The house is of traditional Thai design and it took over 20 years to be completed. There are 5 beautiful teak buildings, all of which came from different parts of Thailand; the owner had them transported and reassembled. As well as the buildings, there is walled garden, a lily pond, a bird pavilion, and a European style garden with a lawn surrounded by colourful flowers, trees and shrubs.

M.R Kukrit’s home was registered by the Department of Fine Arts as “the home of an important person” and they point out that it’s not for exhibition purposes like your usual museum, rather it’s the home of a person who lived there, which, in my opinion, makes it more interesting. The other thing I liked about it was its location; tucked down a leafy lane, smack bang in the middle of one of Bangkok’s most affluent districts, but a world away from all the noise of the busy road, just one street away. 🙂

 

Bangkok Folk Museum

The Bangkok Folk Museum is tucked down Charoenkrung Road, Soi 43, and it’s a great place to spend an hour or so. It was built in 1937 and was the home of the Suravadee family during World War II. There are three buildings to explore; the first one is where the family lived and you can see the living area, the dining room, library and bedrooms. The beauty is that they have been kept just as they were when the family lived there all those years ago. There is a dressing table and a washing bowl, old photographs and dining sets, all of which give a fabulous understanding of how they lived their lives.

Outside is a gorgeous little garden full of leafy green trees and plants, and a pond with a fountain in the middle.

The second building is just as beautiful. It was intended to be the clinic and living quarters of a Dr Francis Christian, who was the stepfather of the owner, but he died before moving in. His medical equipment is displayed in cabinets and his four poster bed is upstairs.

The third building is full of old artefacts; old brushes, sewing kits, cigar boxes, cooking utensils, magazines, and money. It’s a real treasure trove.

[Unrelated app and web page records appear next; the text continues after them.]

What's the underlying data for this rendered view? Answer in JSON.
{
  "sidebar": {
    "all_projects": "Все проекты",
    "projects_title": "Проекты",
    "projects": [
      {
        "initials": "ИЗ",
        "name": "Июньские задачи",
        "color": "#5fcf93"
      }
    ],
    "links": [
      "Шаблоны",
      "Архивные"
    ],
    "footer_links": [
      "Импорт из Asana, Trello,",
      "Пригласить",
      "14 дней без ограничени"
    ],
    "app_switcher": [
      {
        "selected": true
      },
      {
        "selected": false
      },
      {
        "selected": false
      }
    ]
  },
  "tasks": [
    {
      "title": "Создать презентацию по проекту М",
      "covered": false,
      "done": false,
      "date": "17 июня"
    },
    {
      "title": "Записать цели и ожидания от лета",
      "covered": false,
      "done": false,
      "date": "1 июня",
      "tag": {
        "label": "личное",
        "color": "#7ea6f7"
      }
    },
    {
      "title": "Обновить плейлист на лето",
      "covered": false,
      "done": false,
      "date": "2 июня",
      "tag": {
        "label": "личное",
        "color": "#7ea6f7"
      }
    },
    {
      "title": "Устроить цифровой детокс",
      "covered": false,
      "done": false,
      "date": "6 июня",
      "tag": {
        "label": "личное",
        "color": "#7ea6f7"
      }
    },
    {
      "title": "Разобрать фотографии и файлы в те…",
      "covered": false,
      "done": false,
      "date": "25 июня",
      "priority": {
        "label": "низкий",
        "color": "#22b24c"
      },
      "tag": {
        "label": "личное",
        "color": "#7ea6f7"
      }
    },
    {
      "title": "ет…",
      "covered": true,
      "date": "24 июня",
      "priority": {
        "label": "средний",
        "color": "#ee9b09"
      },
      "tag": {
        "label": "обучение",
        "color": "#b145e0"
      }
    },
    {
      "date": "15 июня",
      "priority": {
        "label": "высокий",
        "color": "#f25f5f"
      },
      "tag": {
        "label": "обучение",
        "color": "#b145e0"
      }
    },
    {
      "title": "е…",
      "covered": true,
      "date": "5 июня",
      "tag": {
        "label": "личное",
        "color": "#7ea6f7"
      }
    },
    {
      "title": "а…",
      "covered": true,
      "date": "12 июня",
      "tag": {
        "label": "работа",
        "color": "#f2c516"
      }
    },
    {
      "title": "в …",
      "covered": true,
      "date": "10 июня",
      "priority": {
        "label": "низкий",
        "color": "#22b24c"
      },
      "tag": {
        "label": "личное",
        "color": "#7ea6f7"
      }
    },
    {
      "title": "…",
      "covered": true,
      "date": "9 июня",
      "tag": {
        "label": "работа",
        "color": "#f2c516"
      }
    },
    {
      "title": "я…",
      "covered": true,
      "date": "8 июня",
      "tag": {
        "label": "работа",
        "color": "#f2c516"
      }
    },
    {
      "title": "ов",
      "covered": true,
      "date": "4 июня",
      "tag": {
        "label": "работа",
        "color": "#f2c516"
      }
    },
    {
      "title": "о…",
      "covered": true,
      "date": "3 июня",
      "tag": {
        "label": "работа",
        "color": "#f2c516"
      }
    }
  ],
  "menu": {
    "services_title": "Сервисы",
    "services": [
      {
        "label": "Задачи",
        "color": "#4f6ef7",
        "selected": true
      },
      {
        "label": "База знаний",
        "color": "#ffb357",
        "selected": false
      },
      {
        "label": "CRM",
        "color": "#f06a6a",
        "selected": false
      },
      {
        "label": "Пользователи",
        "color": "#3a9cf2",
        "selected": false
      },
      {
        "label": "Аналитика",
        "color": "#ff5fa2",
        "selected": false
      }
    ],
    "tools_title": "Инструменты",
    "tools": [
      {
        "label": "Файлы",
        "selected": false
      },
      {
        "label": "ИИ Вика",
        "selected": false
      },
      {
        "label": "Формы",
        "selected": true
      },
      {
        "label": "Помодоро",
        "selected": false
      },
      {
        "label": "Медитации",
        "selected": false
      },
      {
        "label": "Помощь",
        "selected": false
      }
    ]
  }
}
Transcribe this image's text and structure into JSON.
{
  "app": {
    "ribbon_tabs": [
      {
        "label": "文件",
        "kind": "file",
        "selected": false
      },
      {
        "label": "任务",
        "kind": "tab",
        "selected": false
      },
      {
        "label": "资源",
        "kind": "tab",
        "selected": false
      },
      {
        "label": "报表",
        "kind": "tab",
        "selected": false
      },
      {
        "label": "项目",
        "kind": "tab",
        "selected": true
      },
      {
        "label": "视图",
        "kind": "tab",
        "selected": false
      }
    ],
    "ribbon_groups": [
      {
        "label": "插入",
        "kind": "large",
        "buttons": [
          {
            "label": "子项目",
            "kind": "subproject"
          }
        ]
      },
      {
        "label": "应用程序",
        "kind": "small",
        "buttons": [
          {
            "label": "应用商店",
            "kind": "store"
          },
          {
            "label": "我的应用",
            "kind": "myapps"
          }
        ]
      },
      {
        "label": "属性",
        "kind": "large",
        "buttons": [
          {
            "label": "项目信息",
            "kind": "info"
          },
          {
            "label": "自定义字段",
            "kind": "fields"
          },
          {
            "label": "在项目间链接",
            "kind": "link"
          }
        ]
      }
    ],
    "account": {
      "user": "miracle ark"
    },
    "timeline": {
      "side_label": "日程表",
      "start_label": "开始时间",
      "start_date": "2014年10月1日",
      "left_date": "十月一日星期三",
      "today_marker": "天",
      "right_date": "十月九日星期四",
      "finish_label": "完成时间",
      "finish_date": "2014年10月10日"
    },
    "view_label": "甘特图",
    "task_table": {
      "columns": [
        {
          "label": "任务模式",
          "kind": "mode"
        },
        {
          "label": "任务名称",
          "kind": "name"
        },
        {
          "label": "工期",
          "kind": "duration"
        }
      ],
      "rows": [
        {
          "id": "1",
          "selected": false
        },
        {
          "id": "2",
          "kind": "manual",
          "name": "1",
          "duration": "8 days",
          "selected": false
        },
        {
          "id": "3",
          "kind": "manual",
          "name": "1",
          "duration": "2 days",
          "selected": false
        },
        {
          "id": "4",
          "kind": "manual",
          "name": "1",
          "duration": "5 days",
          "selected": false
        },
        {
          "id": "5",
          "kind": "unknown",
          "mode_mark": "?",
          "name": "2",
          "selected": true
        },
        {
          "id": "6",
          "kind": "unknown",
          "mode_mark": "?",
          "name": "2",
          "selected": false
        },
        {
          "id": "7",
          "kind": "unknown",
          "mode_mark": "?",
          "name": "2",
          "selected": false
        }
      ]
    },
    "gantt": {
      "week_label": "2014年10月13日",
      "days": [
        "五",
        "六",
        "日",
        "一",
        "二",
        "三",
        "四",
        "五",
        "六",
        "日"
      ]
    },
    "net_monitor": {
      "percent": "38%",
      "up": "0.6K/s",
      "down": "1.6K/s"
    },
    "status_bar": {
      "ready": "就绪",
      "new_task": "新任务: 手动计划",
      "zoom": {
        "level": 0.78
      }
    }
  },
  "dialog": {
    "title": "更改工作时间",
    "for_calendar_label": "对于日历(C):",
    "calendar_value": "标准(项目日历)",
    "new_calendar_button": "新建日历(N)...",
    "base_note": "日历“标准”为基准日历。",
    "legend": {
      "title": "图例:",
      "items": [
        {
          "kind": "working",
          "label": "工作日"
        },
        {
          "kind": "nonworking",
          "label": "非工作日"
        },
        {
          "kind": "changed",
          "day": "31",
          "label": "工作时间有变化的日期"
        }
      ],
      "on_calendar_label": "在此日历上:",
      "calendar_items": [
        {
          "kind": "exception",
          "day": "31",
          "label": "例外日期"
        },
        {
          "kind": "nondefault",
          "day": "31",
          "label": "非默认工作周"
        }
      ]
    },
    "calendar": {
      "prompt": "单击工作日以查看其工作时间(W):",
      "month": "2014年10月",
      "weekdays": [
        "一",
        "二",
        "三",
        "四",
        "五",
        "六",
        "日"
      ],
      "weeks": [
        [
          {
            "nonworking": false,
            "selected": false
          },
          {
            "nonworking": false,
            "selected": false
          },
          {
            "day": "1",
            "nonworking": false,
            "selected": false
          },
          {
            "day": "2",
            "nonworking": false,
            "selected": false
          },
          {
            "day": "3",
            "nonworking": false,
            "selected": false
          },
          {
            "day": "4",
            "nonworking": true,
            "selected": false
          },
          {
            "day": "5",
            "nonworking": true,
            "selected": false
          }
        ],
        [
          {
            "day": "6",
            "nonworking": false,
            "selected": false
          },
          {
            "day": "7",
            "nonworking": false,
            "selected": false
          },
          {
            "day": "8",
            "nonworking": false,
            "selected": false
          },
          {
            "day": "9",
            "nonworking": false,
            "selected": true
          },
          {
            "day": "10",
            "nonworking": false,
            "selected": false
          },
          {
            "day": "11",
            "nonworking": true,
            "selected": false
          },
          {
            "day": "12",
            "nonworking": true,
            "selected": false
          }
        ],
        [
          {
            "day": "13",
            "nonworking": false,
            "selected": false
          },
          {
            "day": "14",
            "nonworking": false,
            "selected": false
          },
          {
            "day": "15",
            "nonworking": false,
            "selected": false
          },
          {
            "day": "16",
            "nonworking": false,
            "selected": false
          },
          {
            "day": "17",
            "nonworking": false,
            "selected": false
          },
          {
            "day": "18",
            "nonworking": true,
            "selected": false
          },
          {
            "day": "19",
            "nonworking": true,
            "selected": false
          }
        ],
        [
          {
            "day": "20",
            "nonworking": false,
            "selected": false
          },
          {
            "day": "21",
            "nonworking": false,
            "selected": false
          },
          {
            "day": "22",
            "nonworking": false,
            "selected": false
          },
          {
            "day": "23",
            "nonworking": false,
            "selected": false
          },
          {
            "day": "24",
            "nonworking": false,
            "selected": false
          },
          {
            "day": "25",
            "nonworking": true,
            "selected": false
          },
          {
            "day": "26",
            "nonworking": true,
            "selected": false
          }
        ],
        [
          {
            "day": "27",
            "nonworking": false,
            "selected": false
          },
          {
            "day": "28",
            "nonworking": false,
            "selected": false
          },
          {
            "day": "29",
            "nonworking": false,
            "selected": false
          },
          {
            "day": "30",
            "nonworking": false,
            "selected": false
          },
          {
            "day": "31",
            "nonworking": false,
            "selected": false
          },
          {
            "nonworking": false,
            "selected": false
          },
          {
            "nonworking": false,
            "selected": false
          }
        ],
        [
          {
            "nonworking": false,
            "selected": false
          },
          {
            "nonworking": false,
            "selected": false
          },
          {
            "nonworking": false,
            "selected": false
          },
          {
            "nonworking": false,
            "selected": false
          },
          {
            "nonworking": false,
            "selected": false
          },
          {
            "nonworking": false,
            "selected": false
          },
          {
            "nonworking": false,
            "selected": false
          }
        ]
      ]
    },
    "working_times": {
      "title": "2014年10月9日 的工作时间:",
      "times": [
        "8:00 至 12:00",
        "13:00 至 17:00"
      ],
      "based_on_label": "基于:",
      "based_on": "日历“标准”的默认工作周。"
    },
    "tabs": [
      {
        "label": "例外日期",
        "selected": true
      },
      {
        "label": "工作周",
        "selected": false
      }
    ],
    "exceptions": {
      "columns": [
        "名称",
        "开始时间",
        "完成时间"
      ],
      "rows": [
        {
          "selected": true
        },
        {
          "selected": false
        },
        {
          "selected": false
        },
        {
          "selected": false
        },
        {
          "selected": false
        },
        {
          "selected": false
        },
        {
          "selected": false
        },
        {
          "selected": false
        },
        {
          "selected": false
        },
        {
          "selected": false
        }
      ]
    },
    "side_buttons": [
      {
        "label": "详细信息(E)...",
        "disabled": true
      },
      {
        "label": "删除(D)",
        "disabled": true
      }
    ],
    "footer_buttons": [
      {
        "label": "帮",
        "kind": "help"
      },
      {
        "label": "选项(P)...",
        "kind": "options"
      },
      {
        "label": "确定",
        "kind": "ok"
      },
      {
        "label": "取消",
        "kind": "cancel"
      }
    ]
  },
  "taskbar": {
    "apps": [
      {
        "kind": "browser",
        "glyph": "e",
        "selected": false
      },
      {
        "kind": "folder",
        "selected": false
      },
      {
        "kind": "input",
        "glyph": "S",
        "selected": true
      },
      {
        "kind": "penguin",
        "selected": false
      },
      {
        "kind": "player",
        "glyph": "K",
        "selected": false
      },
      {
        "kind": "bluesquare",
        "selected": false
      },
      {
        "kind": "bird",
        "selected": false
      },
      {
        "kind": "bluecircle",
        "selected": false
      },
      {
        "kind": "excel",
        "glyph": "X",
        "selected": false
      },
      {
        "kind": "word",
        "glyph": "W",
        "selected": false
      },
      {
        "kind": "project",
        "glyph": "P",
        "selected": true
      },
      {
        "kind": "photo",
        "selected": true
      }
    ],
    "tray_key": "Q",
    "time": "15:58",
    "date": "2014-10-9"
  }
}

Finally, a fabulous collection of photographs of Bangkok, and some of the notable people who have lived in the city.

For more photographs of Bangkok Folk Museum go to morrisophotography 🙂